The Supreme Administrative Court in its judgment of 13 May 2010 case file II GSK 608/09 repealed the contested judgment and returned it to the VAC for further reconsideration.
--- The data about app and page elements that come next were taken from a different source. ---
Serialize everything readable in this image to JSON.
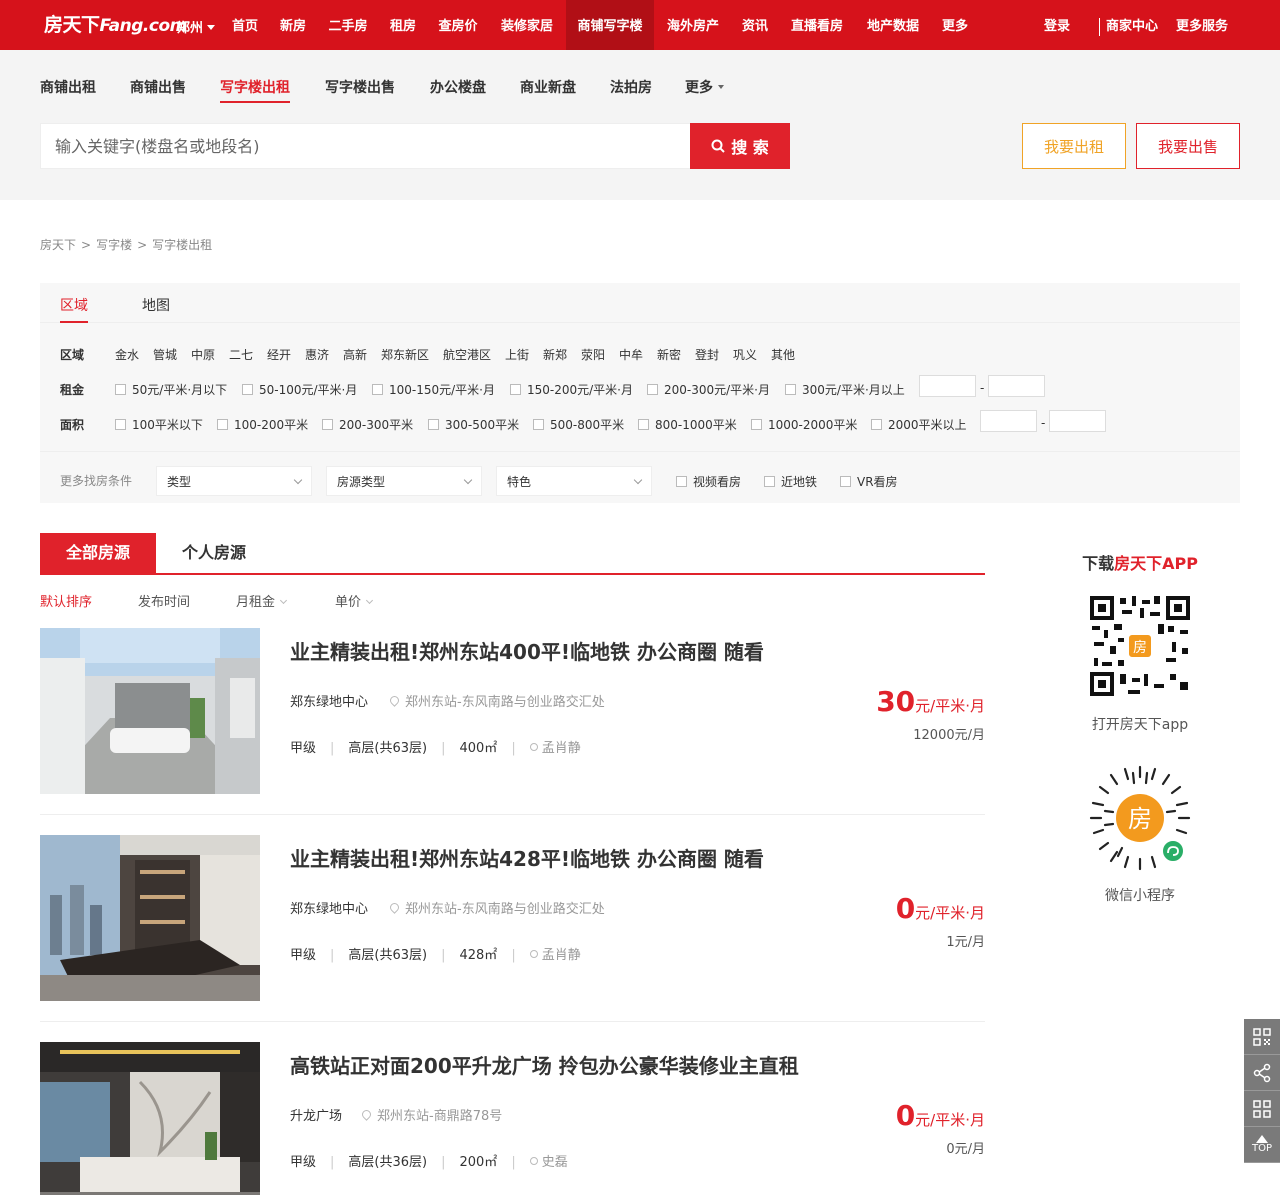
{
  "topbar": {
    "logo_cn": "房天下",
    "logo_domain": "Fang.com",
    "city": "郑州",
    "nav": [
      "首页",
      "新房",
      "二手房",
      "租房",
      "查房价",
      "装修家居",
      "商铺写字楼",
      "海外房产",
      "资讯",
      "直播看房",
      "地产数据",
      "更多"
    ],
    "active_nav": "商铺写字楼",
    "login": "登录",
    "merchant": "商家中心",
    "more_services": "更多服务"
  },
  "subnav": {
    "items": [
      "商铺出租",
      "商铺出售",
      "写字楼出租",
      "写字楼出售",
      "办公楼盘",
      "商业新盘",
      "法拍房",
      "更多"
    ],
    "active": "写字楼出租"
  },
  "search": {
    "placeholder": "输入关键字(楼盘名或地段名)",
    "button": "搜 索",
    "rent_button": "我要出租",
    "sell_button": "我要出售"
  },
  "breadcrumb": [
    "房天下",
    "写字楼",
    "写字楼出租"
  ],
  "filter": {
    "tabs": [
      "区域",
      "地图"
    ],
    "area_label": "区域",
    "areas": [
      "金水",
      "管城",
      "中原",
      "二七",
      "经开",
      "惠济",
      "高新",
      "郑东新区",
      "航空港区",
      "上街",
      "新郑",
      "荥阳",
      "中牟",
      "新密",
      "登封",
      "巩义",
      "其他"
    ],
    "rent_label": "租金",
    "rents": [
      "50元/平米·月以下",
      "50-100元/平米·月",
      "100-150元/平米·月",
      "150-200元/平米·月",
      "200-300元/平米·月",
      "300元/平米·月以上"
    ],
    "size_label": "面积",
    "sizes": [
      "100平米以下",
      "100-200平米",
      "200-300平米",
      "300-500平米",
      "500-800平米",
      "800-1000平米",
      "1000-2000平米",
      "2000平米以上"
    ],
    "range_dash": "-",
    "more_label": "更多找房条件",
    "selects": [
      "类型",
      "房源类型",
      "特色"
    ],
    "checks": [
      "视频看房",
      "近地铁",
      "VR看房"
    ]
  },
  "list": {
    "tabs": [
      "全部房源",
      "个人房源"
    ],
    "sorts": [
      "默认排序",
      "发布时间",
      "月租金",
      "单价"
    ]
  },
  "listings": [
    {
      "title": "业主精装出租!郑州东站400平!临地铁 办公商圈 随看",
      "building": "郑东绿地中心",
      "address": "郑州东站-东风南路与创业路交汇处",
      "grade": "甲级",
      "floor": "高层(共63层)",
      "area": "400㎡",
      "agent": "孟肖静",
      "price": "30",
      "price_unit": "元/平米·月",
      "total": "12000元/月"
    },
    {
      "title": "业主精装出租!郑州东站428平!临地铁 办公商圈 随看",
      "building": "郑东绿地中心",
      "address": "郑州东站-东风南路与创业路交汇处",
      "grade": "甲级",
      "floor": "高层(共63层)",
      "area": "428㎡",
      "agent": "孟肖静",
      "price": "0",
      "price_unit": "元/平米·月",
      "total": "1元/月"
    },
    {
      "title": "高铁站正对面200平升龙广场 拎包办公豪华装修业主直租",
      "building": "升龙广场",
      "address": "郑州东站-商鼎路78号",
      "grade": "甲级",
      "floor": "高层(共36层)",
      "area": "200㎡",
      "agent": "史磊",
      "price": "0",
      "price_unit": "元/平米·月",
      "total": "0元/月"
    }
  ],
  "sidebar": {
    "download_prefix": "下载",
    "download_brand": "房天下APP",
    "qr_label": "打开房天下app",
    "mini_label": "微信小程序",
    "qr_badge": "房",
    "mini_badge": "房"
  },
  "tools": {
    "top_label": "TOP"
  },
  "colors": {
    "brand_red": "#d6121b",
    "accent_red": "#e0222b",
    "orange": "#f0a326"
  }
}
The SAC held that at both the opposition proceedings as referred to in article 246 of the Polish Act of 30 June 2000 on Industrial Property Law – IPL – (in Polish: ustawa Prawo własności przemysłowej) of 30 June 2000, published in Journal of Laws (Dziennik Ustaw) of 2001 No 49, item 508, consolidated text of 13 June 2003, Journal of Laws (Dziennik Ustaw) No 119, item 1117, with subsequent amendments, that served as the basis for the decision to refuse to grant a right of protection, and subsequent proceedings before the Polish Patent Office under litigation for invalidation of a right of protection, due to the recognition by the proprietor of a trade mark that the opposition is to be unfounded, the applicant who wants to support the opposition does not have to show the legal interest.

Article 246
1. Within six months from the publication in “Wiadomości Urzędu Patentowego” of the mention of the grant of a title of protection, any person may give reasoned notice of opposition to a final decision of the Patent Office on the grant of a patent, a right of protection or a right in registration.
2. The opposition referred to in paragraph (1) may be filed on the same grounds, on which a patent, a right of protection or a right in registration may be invalidated.
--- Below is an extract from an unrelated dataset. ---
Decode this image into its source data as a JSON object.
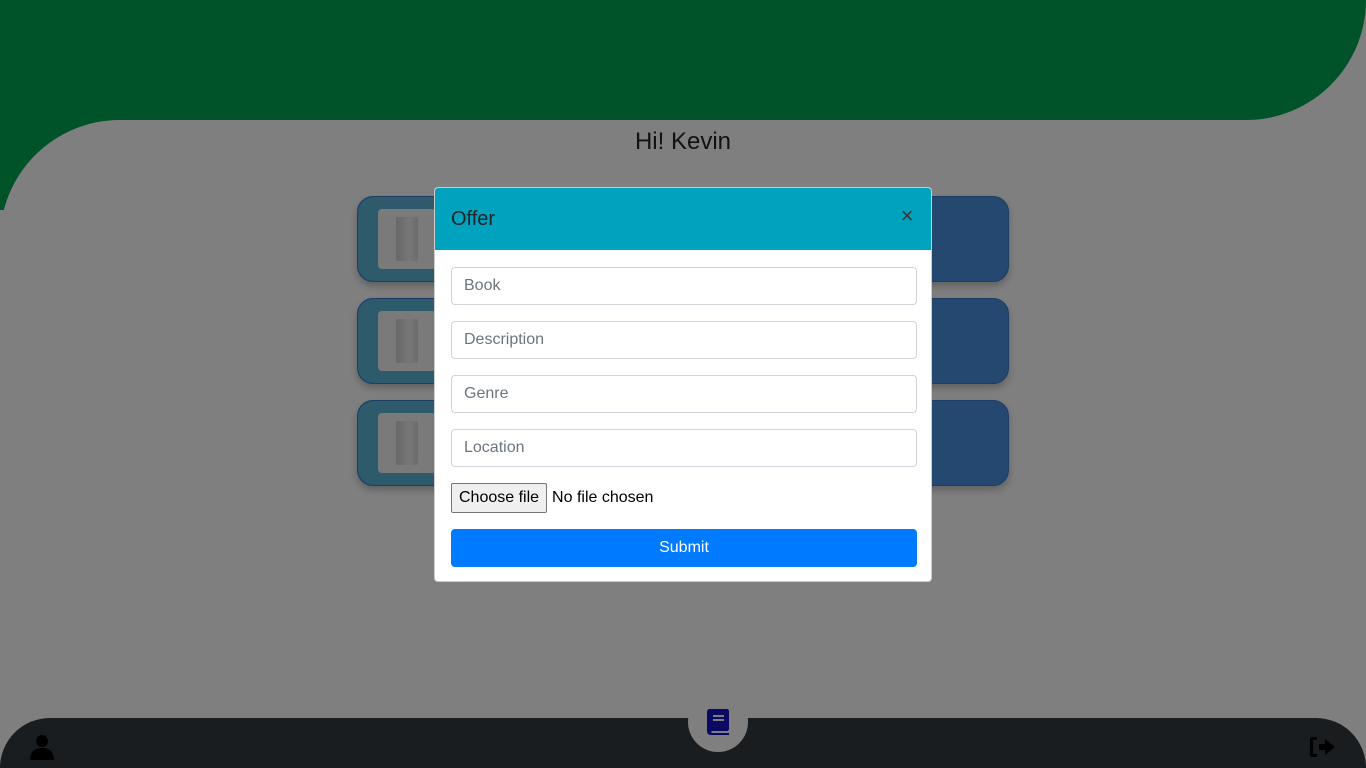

This case concerned the invalidation proceedings of the trade mark CARLO BOSSI R-149940 that was registered for goods in Class 3 by KIVI Dr Krzysztof Słoń from Izabelin Laski.

Trade mark law, case II GSK 247/06

August 11th, 2007, Tomasz Rychlicki

This is the continuation of a story described in “Trade mark law, case VI SA/Wa 1705/05“. This judgment concerned the figurative trade mark TERRAVITA R-142204. The Supreme Administrative Court in its judgment of 20 February 2007 case file II GSK 247/06 dismissed a cassation complaint brought by the K. Company.


The Court ruled that it cannot be assumed that in case of word-figurative signs, a word element of a such sign has a decisive character because it’s easy to remember and to communicate. While assessing the similarity of signs one has to take into the consideration a general impression which compared signs exert on the consumer. I’m still not so certain if this trade mark (trapezoid box/packaging for a bar of chocolate with characteristic rectangle “window” at the front which allows the consumer to see the texture of the chocolate) should be perceived as “trade dress” as it was discussed by the SCOTUS in its judgment in the case Two Pesos, Inc. v. Taco Cabana, Inc., 505 U.S. 763 (1992). Maybe it is a three-dimensional sign/trade mark (3D).